Many of my favorite fictional heroes don’t have to deal with rejection in their romantic lives. Ever. Take Katniss Everdeen; she’s got not one, but two guys fighting for her affections. Captain America has a lady interested in both eras. Commander Shepherd gets her pick of available characters to romance.
Why do they get it so easy?
Writers want their characters to be desirable and awesome, so really, it doesn’t make sense for someone to say no to a man who can stop a helicopter with one arm. And if anyone does reject a superhero, it’s often for reasons other than unrequited love, like Pepper Potts, who leaves Iron Man because of the strain his PTSD and decisions have put on their relationship.
The thing is, if I follow that thought—that awesome people don’t get rejected by other awesome people—that means I am worth less than others if I do get rejected. Maybe there’s something wrong with me. Maybe I’m broken.
And that’s exactly how I feel after a guy says no.
I want to be a superhero. And I want the guy I like to make me feel that way too. When he doesn’t, it’s a huge blow to my ego.
Rejection has the power to negatively influence a life. It can inspire a lot of different responses that vary from person to person. These reactions include:
- Trying to be someone you’re not in order to be accepted
- Deciding to reject others first before they reject you
- Focusing on your physical “deficiencies”
- Blaming God for letting you get hurt
- Feeling worthless
- Anger and pride
- Fear of trying a new relationship
Personally, I lean towards feeling worthless and hopeless after being rejected. Especially when I don’t understand why. A while ago I went on a date and thought it went well. I had a lot of fun; I got along with his friends; I liked him. But after the date, he never asked me out again. In fact, he never mentioned it again. We still hung out but he just treated me like a friend. I was so confused I wondered if it was supposed to have been a date at all.
Later I found out for certain that it was, but he had decided he wasn’t interested in me that way. We got along great. We had so many of the same interests. We loved spending time together. So… what more does it take?
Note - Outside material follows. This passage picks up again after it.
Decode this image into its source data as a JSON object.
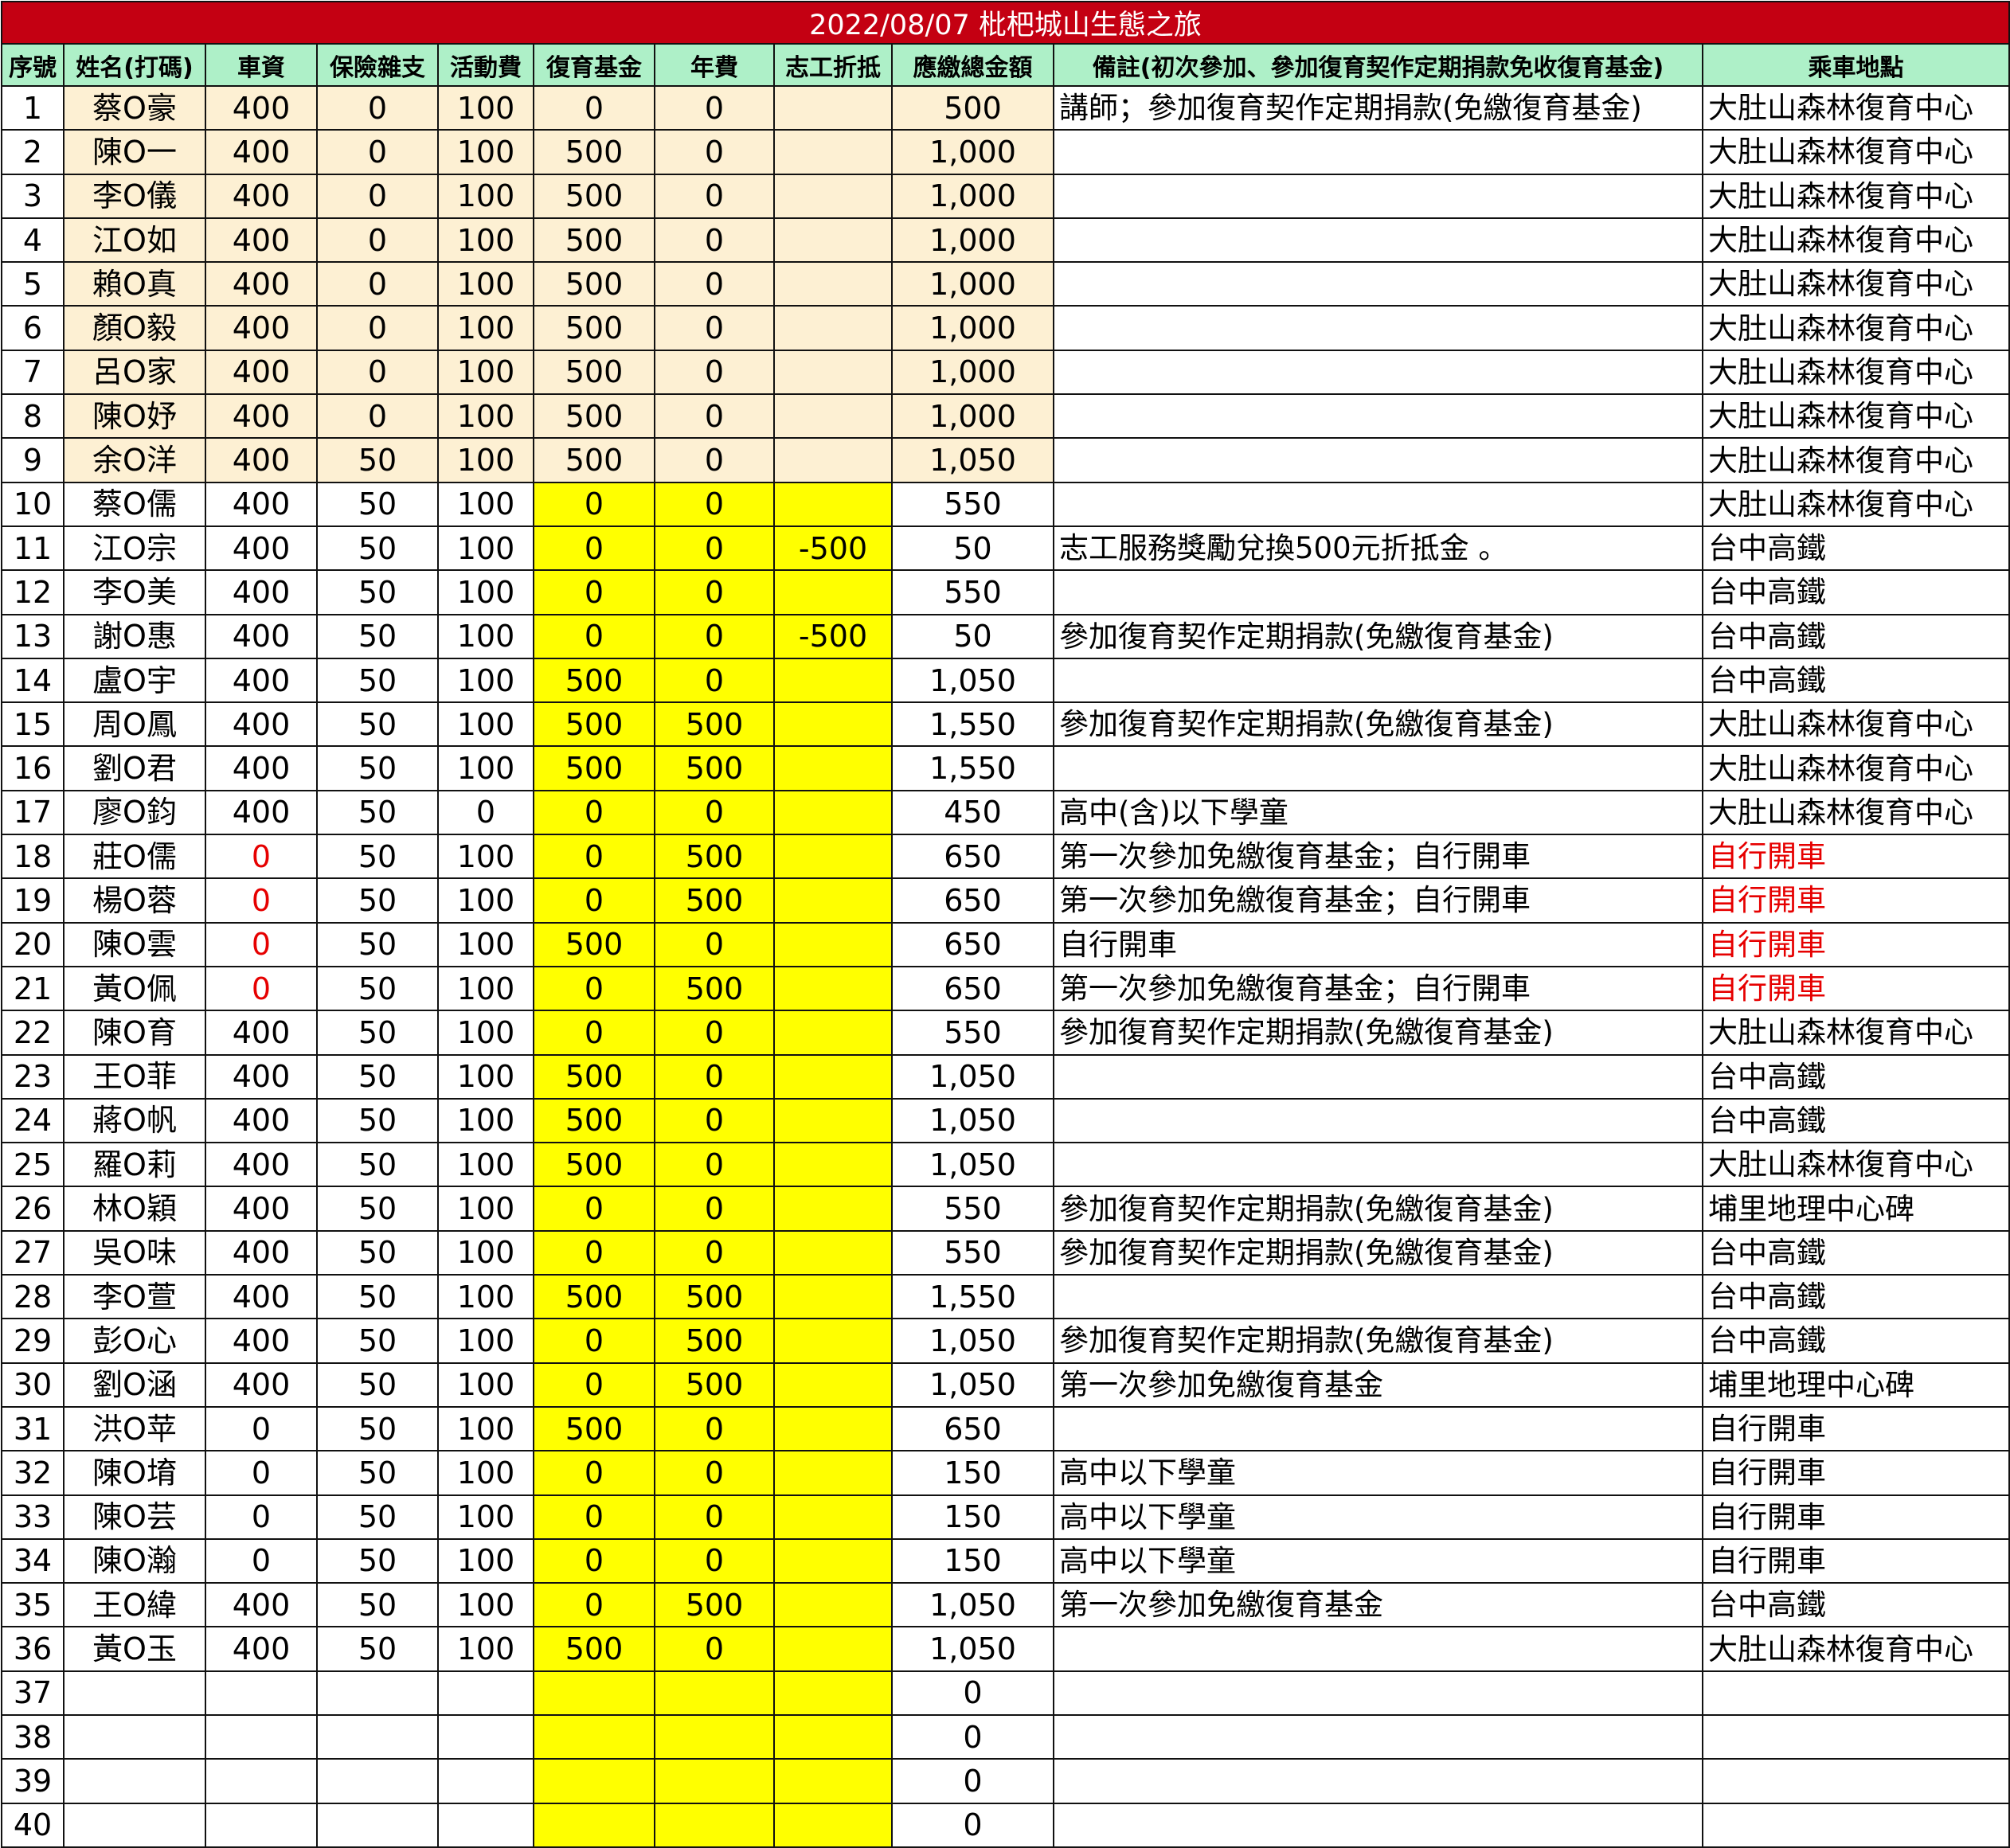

I don’t get it!
As much as Marvel doesn’t show it, romantic attraction isn’t always there, even when we really are worth it. I’m hesitant to use the word “spark” because I do believe love can grow where it wasn’t there before, but you get the idea.
The above paragraph is easy to write and even understand when I’m the one rejecting a nice guy who I just don’t have feelings for. It’s more difficult to comprehend when I’m the one being rejected, when I feel worthless, alone, and the furthest from a desirable superhero.
There’s an episode of Buffy the Vampire Slayer where Buffy gets dumped after a date. I really appreciate the episode; here’s a girl who’s beautiful, desirable, powerful, and awesome, and someone doesn’t want her (the guy is a jerk, mind you, but that’s beside the point). She goes a little crazy with feelings of loneliness and wondering how she can change so he’ll take her back. But eventually she realizes she can’t base her self-worth on someone else’s opinion of her.
The important part of rejection isn’t the rejection itself, it’s how we respond to it. God says we are worth His love—“See how much the Father has loved us! His love is so great that we are called God’s children—and so, in fact, we are. This is why the world does not know us: it has not known God” (1 John 3:1). If we believe that, we can accept we have value in His eyes even in our imperfection.
Our role is not to let excuses defeat us when we feel undesirable; we can remember we are valuable and worth loving even without that mystical “spark.”